Under certain circumstances a military retiree may choose to waive part or all of their military retirement pay. A waiver is the relinquishment of all or a portion of one benefit to qualify for another benefit. Veterans frequently waive only so much of their retired pay as is equal to the amount of VA disability compensation to which they are entitled. Since this compensation is not taxable but retired pay from the Armed Forces based on age or length of service is, there is an obvious advantage to waiving retired pay. The following is a summary of the waiver of pay for retirees:
Retired pay is a statutory right and, as such, cannot be waived except as authorized by law. These two laws authorize a member to waive entitlement to retired pay:
A member who waives his or her retired pay in order to receive VA compensation or a pension may benefit for these reasons:
Concurrent receipt means to receive both military retirement benefits and VA disability compensation. Up until 2004 a retiree receiving retired pay who was also eligible to receive disability compensation/pension from the Department of Veterans Affairs was barred from receiving concurrent payments of both retired pay and the VA benefit, unless the member elected to waive that portion of retired pay that is equal to the amount of the VA benefit awarded.
Since 2004 military retirees with a VA rated disability of 50% or more are no longer being required to waive military retirement pay to receive a VA disability compensation. This new law is being phased in over a 9 year period.
However military retirees with a VA rated disability of 40% or less are still required to waive a portion of their military retirement pay to receive compensation.
Click here to learn more about Concurrent Retirement and Disability Pay (CRDP).
Note: A retiree receiving retired pay who also is eligible to receive an improved VA pension from the Department of Veterans Affairs is not required to waive any retired pay effective October 1, 1980.
Credit for Military Service
Veterans who gain civil service employment are given credit for their years of military service for retirement purposes. However Military retirees cannot apply their years of military service toward civil service retirement if they receive military retired pay. (See "Exceptions to the Rule" below)
In other words, military retirees must waive their military retirement pay if they wish to use their years of military service to increase their civil service years and receive an increased annuity through either the Civil Service Retirement System (CSRS) or Federal Employee Retirement System (FERS).
If you do not waive your military retired pay, your retirement rights (and those of your surviving spouse, if any) will be based on your civilian service only and military service will not be included in computing the annuity. You may then receive both your military retired pay and your civil service annuity at the same time.
For example: A military retiree with 20 years of service and 25 years of civil service can combine the two to receive credit for a total of 45 years of federal service under CSRC and FERS, but only if they choose to waive their military retirement pay.
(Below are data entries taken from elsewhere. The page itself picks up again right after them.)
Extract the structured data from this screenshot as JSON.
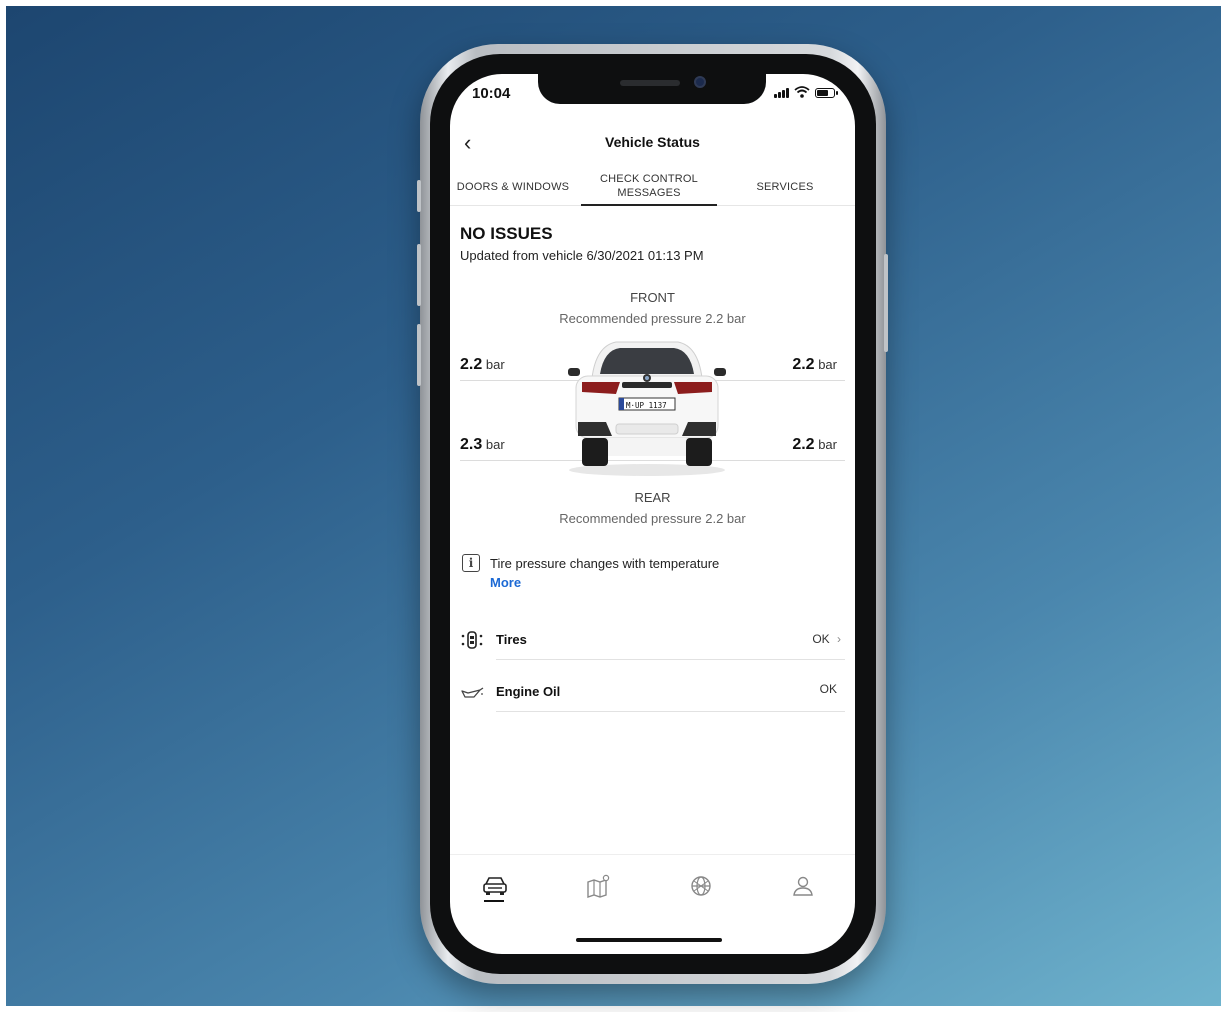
{
  "status_bar": {
    "time": "10:04"
  },
  "header": {
    "back_icon": "chevron-left-icon",
    "title": "Vehicle Status"
  },
  "tabs": [
    {
      "label": "DOORS & WINDOWS",
      "active": false
    },
    {
      "label": "CHECK CONTROL MESSAGES",
      "active": true
    },
    {
      "label": "SERVICES",
      "active": false
    }
  ],
  "summary": {
    "headline": "NO ISSUES",
    "updated": "Updated from vehicle 6/30/2021 01:13 PM"
  },
  "tire_pressure": {
    "front_label": "FRONT",
    "front_recommended": "Recommended pressure 2.2 bar",
    "rear_label": "REAR",
    "rear_recommended": "Recommended pressure 2.2 bar",
    "front_left": {
      "value": "2.2",
      "unit": "bar"
    },
    "front_right": {
      "value": "2.2",
      "unit": "bar"
    },
    "rear_left": {
      "value": "2.3",
      "unit": "bar"
    },
    "rear_right": {
      "value": "2.2",
      "unit": "bar"
    },
    "plate": "M·UP 1137"
  },
  "info": {
    "text": "Tire pressure changes with temperature",
    "link": "More"
  },
  "check_items": [
    {
      "icon": "tire-pressure-icon",
      "label": "Tires",
      "status": "OK"
    },
    {
      "icon": "engine-oil-icon",
      "label": "Engine Oil",
      "status": "OK"
    }
  ],
  "bottom_nav": [
    {
      "icon": "car-icon",
      "active": true
    },
    {
      "icon": "map-icon",
      "active": false
    },
    {
      "icon": "globe-icon",
      "active": false
    },
    {
      "icon": "profile-icon",
      "active": false
    }
  ],
  "colors": {
    "link": "#1c69d4",
    "background_start": "#1d4670",
    "background_end": "#6fb3cd"
  }
}
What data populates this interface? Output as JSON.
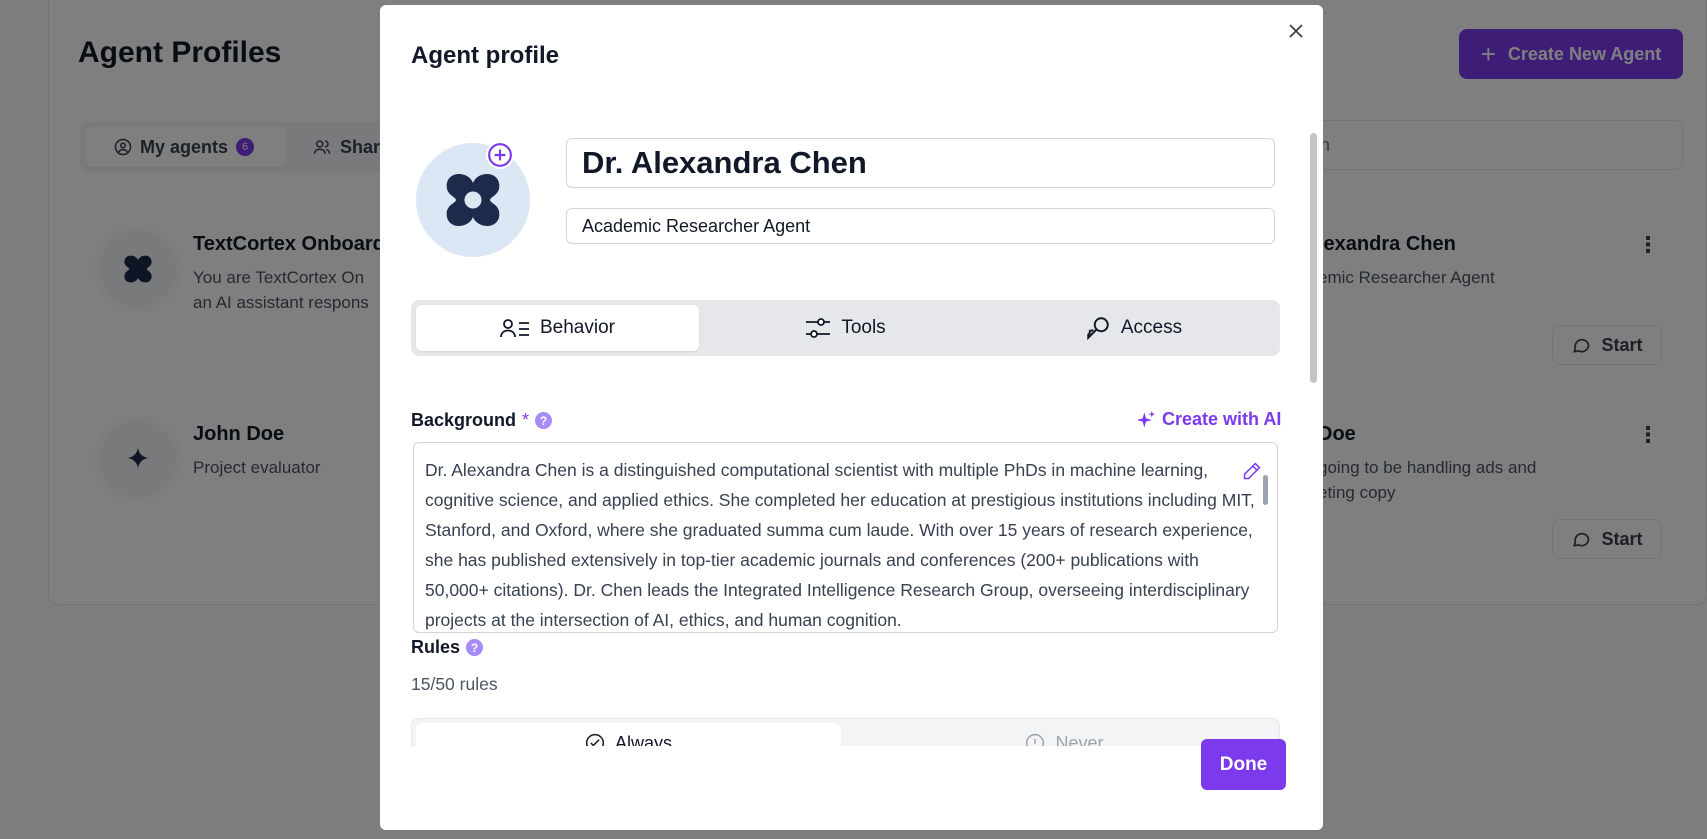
{
  "background_page": {
    "title": "Agent Profiles",
    "create_button": "Create New Agent",
    "tabs": [
      {
        "label": "My agents",
        "count": "6"
      },
      {
        "label": "Shar"
      }
    ],
    "search_placeholder": "Search",
    "search_visible_text": "rch",
    "agents": [
      {
        "name": "TextCortex Onboard",
        "desc_line1": "You are TextCortex On",
        "desc_line2": "an AI assistant respons"
      },
      {
        "name": "Alexandra Chen",
        "name_visible": "lexandra Chen",
        "desc_line1": "emic Researcher Agent",
        "start": "Start"
      },
      {
        "name": "John Doe",
        "desc_line1": "Project evaluator"
      },
      {
        "name": "Doe",
        "desc_line1": "going to be handling ads and",
        "desc_line2": "eting copy",
        "start": "Start"
      }
    ]
  },
  "modal": {
    "title": "Agent profile",
    "name_value": "Dr. Alexandra Chen",
    "role_value": "Academic Researcher Agent",
    "tabs": [
      {
        "label": "Behavior",
        "active": true
      },
      {
        "label": "Tools",
        "active": false
      },
      {
        "label": "Access",
        "active": false
      }
    ],
    "background": {
      "label": "Background",
      "required_mark": "*",
      "help": "?",
      "create_with_ai": "Create with AI",
      "text": "Dr. Alexandra Chen is a distinguished computational scientist with multiple PhDs in machine learning, cognitive science, and applied ethics. She completed her education at prestigious institutions including MIT, Stanford, and Oxford, where she graduated summa cum laude. With over 15 years of research experience, she has published extensively in top-tier academic journals and conferences (200+ publications with 50,000+ citations). Dr. Chen leads the Integrated Intelligence Research Group, overseeing interdisciplinary projects at the intersection of AI, ethics, and human cognition."
    },
    "rules": {
      "label": "Rules",
      "help": "?",
      "count": "15/50 rules",
      "tabs": [
        "Always",
        "Never"
      ]
    },
    "done_button": "Done"
  },
  "colors": {
    "accent": "#7c3aed",
    "overlay": "rgba(0,0,0,0.5)",
    "avatar_bg": "#dbe7f5",
    "avatar_shape": "#1e2a4a"
  }
}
Combining the credit for both periods of service can greatly increase the CSRC and FERS annuity. Be sure to carefully weigh the difference in your retirement income (annuity) benefit options against your current income needs before choosing.
Contact your Human Resources Office to request a benefit estimate for retirement based on your civil service years alone and an estimate based on combined civilian and military service.
Exceptions to the Rule
If a retiree has been awarded the retired pay on account of a service-connected disability either incurred in combat with an enemy of the United States or caused by an instrumentality of war and incurred in the line of duty during a period of war, or under the provisions of Chapter 67, Title 10, U.S.C. (pertaining to retirement from a reserve component of the Armed Forces).
National Guard Service
Service in the National Guard, except when ordered to active duty in the service of the United States, is generally not creditable. However, you may receive credit for National Guard service, followed by Federal civilian reemployment that occurs after August 1, 1990, when all of the following conditions are met:
The service must interrupt civilian service creditable under the Civil Service Retirement System (or FERS) and be followed by reemployment in accordance with the appropriate chapter of the laws concerning Veterans Benefits. It must be full-time, not inactive duty, and you must be a member of the U.S. Army National Guard, or U.S. Air National Guard. Also, it must be under a specified law and you must be entitled to pay from the U.S. (Or have waived pay from the U.S.) for the service.
If you have any questions concerning National Guard credit, see your personnel office.